Items listed in a dataset:
******

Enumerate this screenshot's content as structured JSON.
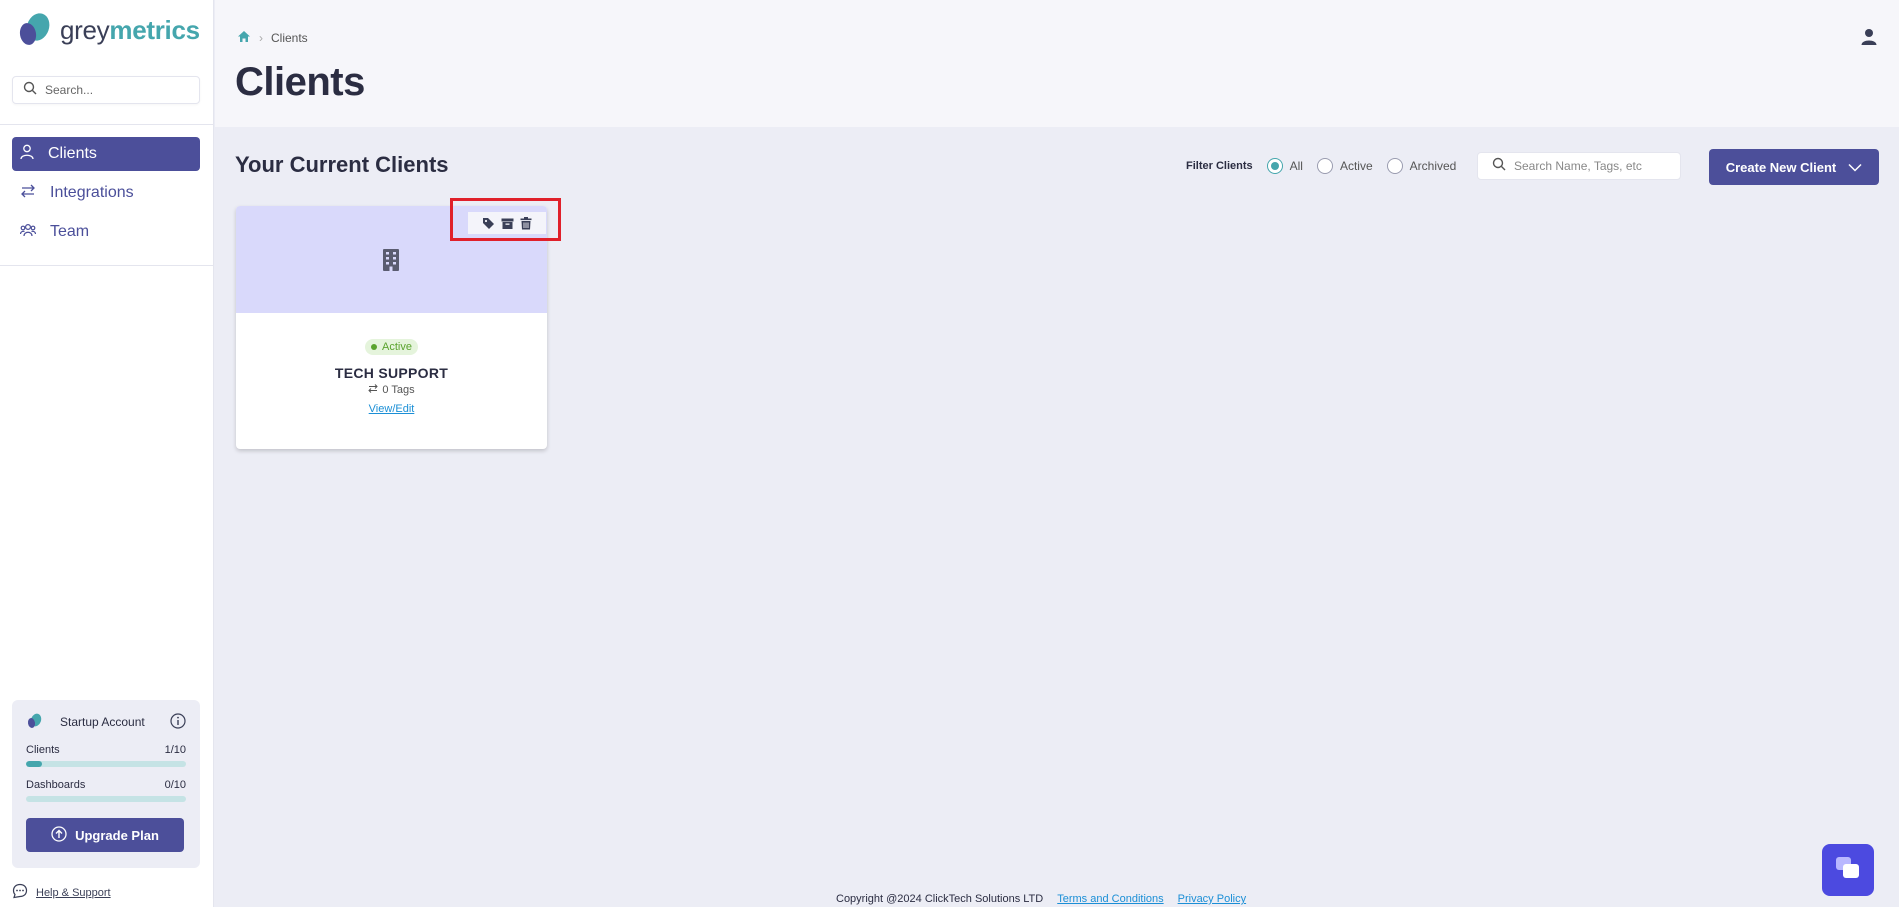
{
  "brand": {
    "grey": "grey",
    "metrics": "metrics"
  },
  "sidebar": {
    "search_placeholder": "Search...",
    "items": [
      {
        "label": "Clients",
        "icon": "user-icon",
        "active": true
      },
      {
        "label": "Integrations",
        "icon": "arrows-swap-icon",
        "active": false
      },
      {
        "label": "Team",
        "icon": "team-icon",
        "active": false
      }
    ],
    "account": {
      "plan": "Startup Account",
      "clients_label": "Clients",
      "clients_value": "1/10",
      "clients_fraction": 0.1,
      "dashboards_label": "Dashboards",
      "dashboards_value": "0/10",
      "dashboards_fraction": 0,
      "upgrade_label": "Upgrade Plan"
    },
    "help_label": "Help & Support"
  },
  "header": {
    "breadcrumb_current": "Clients",
    "title": "Clients"
  },
  "main": {
    "section_title": "Your Current Clients",
    "filter": {
      "label": "Filter Clients",
      "options": [
        "All",
        "Active",
        "Archived"
      ],
      "selected": "All"
    },
    "search_placeholder": "Search Name, Tags, etc",
    "create_label": "Create New Client",
    "clients": [
      {
        "status": "Active",
        "name": "TECH SUPPORT",
        "tags": "0 Tags",
        "link": "View/Edit"
      }
    ]
  },
  "footer": {
    "copyright": "Copyright @2024 ClickTech Solutions LTD",
    "terms": "Terms and Conditions",
    "privacy": "Privacy Policy"
  },
  "colors": {
    "primary": "#4c4f9a",
    "accent": "#45a6ad",
    "card_header": "#d9d9fb",
    "active_badge": "#5aa32e",
    "highlight": "#e0202a"
  }
}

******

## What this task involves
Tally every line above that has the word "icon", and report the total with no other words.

## Task response
3